    And I just don't think the people in those communities are going to be as aware of, as in touch with what is going on. We're talking about the loss of a kind of civic common in each of these communities.


    Jim Amoss, what about that, losing a civic common or memory muscle, as David Carr just put it?


    Well, David is absolutely right that newspapers in the United States, outside of The New York Times especially, are all wrestling with this problem.

    And, yes, we would all love to be back in 2001 and have twice the circulation we have now and twice the ad revenue we have now. And so everybody is confronting the same problem. And everybody is trying to come up with something other than idly watching us dwindle and watching our own demise.

    But I strongly disagree with his contention that we will — that we will lose the kind of civic common that we have, that we will lose the institutional context that we bring to the news report. And if I believed that, I wouldn't be sitting here. And everything that I will be focused on will be geared toward preserving that and ensuring that our readers don't have to look elsewhere to piece together that kind of understanding of their community and the context we bring to it.

    We will, after all, have the — we will continue to have by far the most complete and the most formidable news-gathering muscle in this community, and readers will just have to hold us accountable to that promise that I'm making.


    And, David Carr, why won't that, if not suffice, at least work as a quality substitute for what's now?

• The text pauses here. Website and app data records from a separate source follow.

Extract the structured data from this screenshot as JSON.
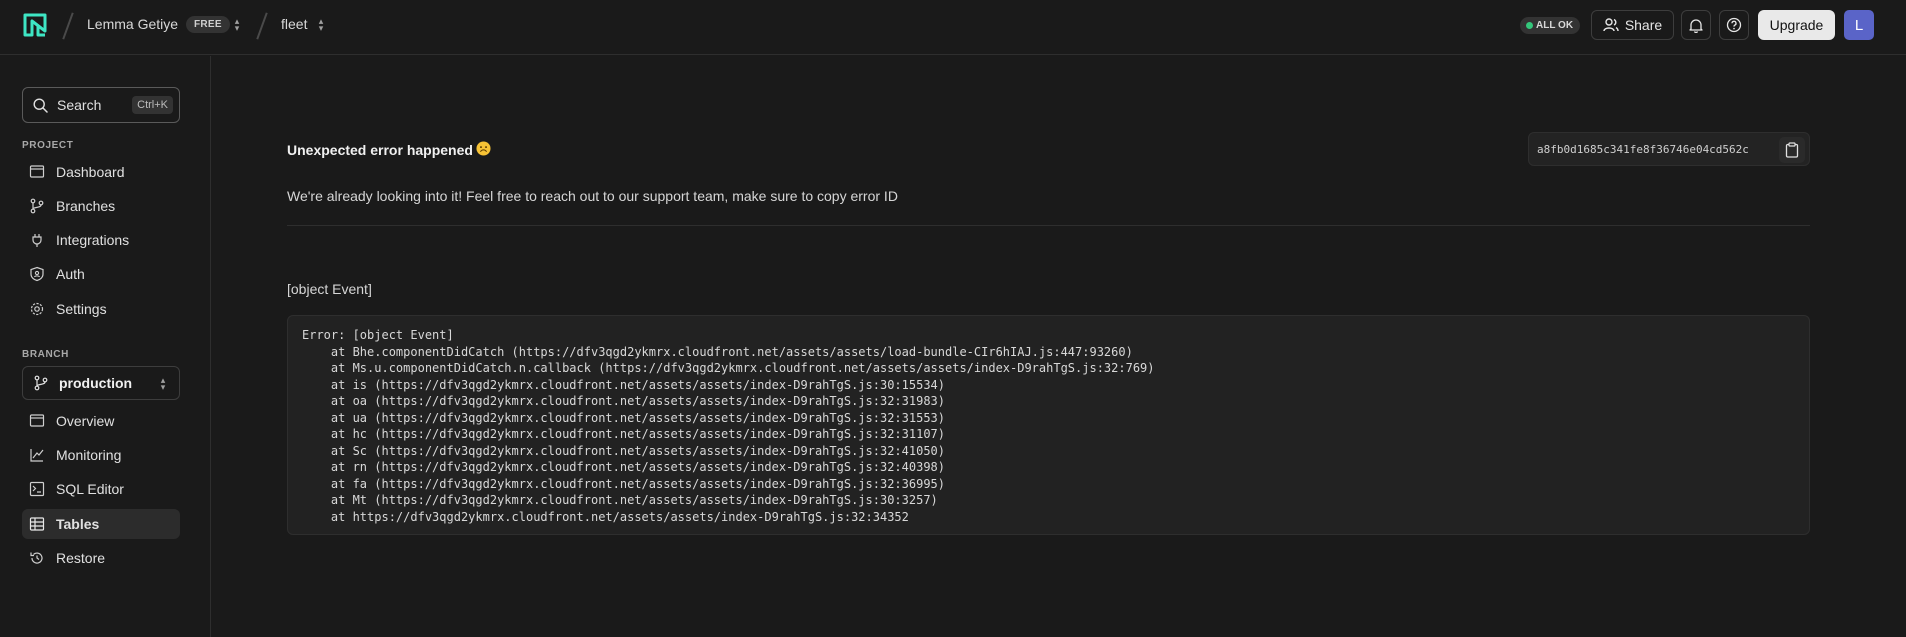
{
  "topbar": {
    "org_name": "Lemma Getiye",
    "plan_badge": "FREE",
    "project_name": "fleet",
    "status": "ALL OK",
    "share_label": "Share",
    "upgrade_label": "Upgrade",
    "avatar_initial": "L"
  },
  "sidebar": {
    "search_label": "Search",
    "search_shortcut": "Ctrl+K",
    "project_section": "PROJECT",
    "project_items": [
      {
        "label": "Dashboard",
        "icon": "dashboard-icon"
      },
      {
        "label": "Branches",
        "icon": "branches-icon"
      },
      {
        "label": "Integrations",
        "icon": "integrations-icon"
      },
      {
        "label": "Auth",
        "icon": "auth-shield-icon"
      },
      {
        "label": "Settings",
        "icon": "settings-gear-icon"
      }
    ],
    "branch_section": "BRANCH",
    "branch_name": "production",
    "branch_items": [
      {
        "label": "Overview",
        "icon": "overview-icon"
      },
      {
        "label": "Monitoring",
        "icon": "monitoring-icon"
      },
      {
        "label": "SQL Editor",
        "icon": "sql-editor-icon"
      },
      {
        "label": "Tables",
        "icon": "tables-icon",
        "active": true
      },
      {
        "label": "Restore",
        "icon": "restore-icon"
      }
    ]
  },
  "main": {
    "error_title": "Unexpected error happened",
    "error_id": "a8fb0d1685c341fe8f36746e04cd562c",
    "error_description": "We're already looking into it! Feel free to reach out to our support team, make sure to copy error ID",
    "error_message": "[object Event]",
    "stack_trace": [
      "Error: [object Event]",
      "    at Bhe.componentDidCatch (https://dfv3qgd2ykmrx.cloudfront.net/assets/assets/load-bundle-CIr6hIAJ.js:447:93260)",
      "    at Ms.u.componentDidCatch.n.callback (https://dfv3qgd2ykmrx.cloudfront.net/assets/assets/index-D9rahTgS.js:32:769)",
      "    at is (https://dfv3qgd2ykmrx.cloudfront.net/assets/assets/index-D9rahTgS.js:30:15534)",
      "    at oa (https://dfv3qgd2ykmrx.cloudfront.net/assets/assets/index-D9rahTgS.js:32:31983)",
      "    at ua (https://dfv3qgd2ykmrx.cloudfront.net/assets/assets/index-D9rahTgS.js:32:31553)",
      "    at hc (https://dfv3qgd2ykmrx.cloudfront.net/assets/assets/index-D9rahTgS.js:32:31107)",
      "    at Sc (https://dfv3qgd2ykmrx.cloudfront.net/assets/assets/index-D9rahTgS.js:32:41050)",
      "    at rn (https://dfv3qgd2ykmrx.cloudfront.net/assets/assets/index-D9rahTgS.js:32:40398)",
      "    at fa (https://dfv3qgd2ykmrx.cloudfront.net/assets/assets/index-D9rahTgS.js:32:36995)",
      "    at Mt (https://dfv3qgd2ykmrx.cloudfront.net/assets/assets/index-D9rahTgS.js:30:3257)",
      "    at https://dfv3qgd2ykmrx.cloudfront.net/assets/assets/index-D9rahTgS.js:32:34352"
    ]
  },
  "colors": {
    "background": "#1a1a1a",
    "accent_green": "#34c77b",
    "avatar": "#5a64c8",
    "logo_green": "#3ee6c4"
  }
}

    Well, let's begin with the fact that there's a lot of people in New Orleans that don't have Internet access.

    As a community, they have had a special relationship, which Jim and I have talked about, in the past with their daily paper. You can still go there in the coffee shops and in the rescues, and seeing the paper handed back and forth, it warms the heart of a newsman like me.

    So that's one issue is the issue of access. The other issue is, some of these cuts, you have a sports columnist that's been there for 45 years that's going to part-time, two women that put together an eight-part series on prisons in Louisiana that have been demoted, a restaurant person that has won awards far and wide out of a job.

    You can't lose those kind of assets. And I'm sure Jim — Jim is a great newsman and he's proven that over the length of time. But you cannot take less and do more. You cannot — I think part of what's gone on is, historically, Advance Publications, and Jim in particular, very good at putting out a daily paper.

    I and others find their website a lot less impressive. And maybe some of these hires are going to help him turn it around, but it isn't really what they're good at. And so I — not in economic terms, but in terms of their skills, I think they're pivoting from their strength to their weakness.


    Jim Amoss, you want to respond to that, to all that?



    And I do appreciate David's compliments. And he's written some very nice things about us. I don't know when he was last in the coffee shop that he wrote about, but if he went there tomorrow morning, he would see an awful lot of tablets and laptops where, a mere three years ago, there were printed Times-Picayunes being held in people's hands.

    But as to the contention about the various diminishments, his factual basis is just a little off. And I realize it is based on some of the reports that were circulating yesterday.

    But several of those people he mentioned are continuing with us, are continuing undiminished with us. Yes, they will be digitally focused as well. The sports columnist, for example, will be writing for us with the same frequency with which he writes for us now, albeit on a correspondent, freelance basis.

    So, I just don't accept these — I mean, it fits into a nice storyline, a neat narrative about the sudden weakening. And the changes are indeed dramatic, but the overall intention — and we will follow through with it — is that we will be a strong and accepted deep news report that has both immediacy and depth to it.


    Well, gentlemen, I know this is a subject we're going to be coming back to. We're going to leave it here for now.

    But we thank you both, Jim Amoss, David Carr.


    Pleasure to be with you.


    Nice being with you. Thanks.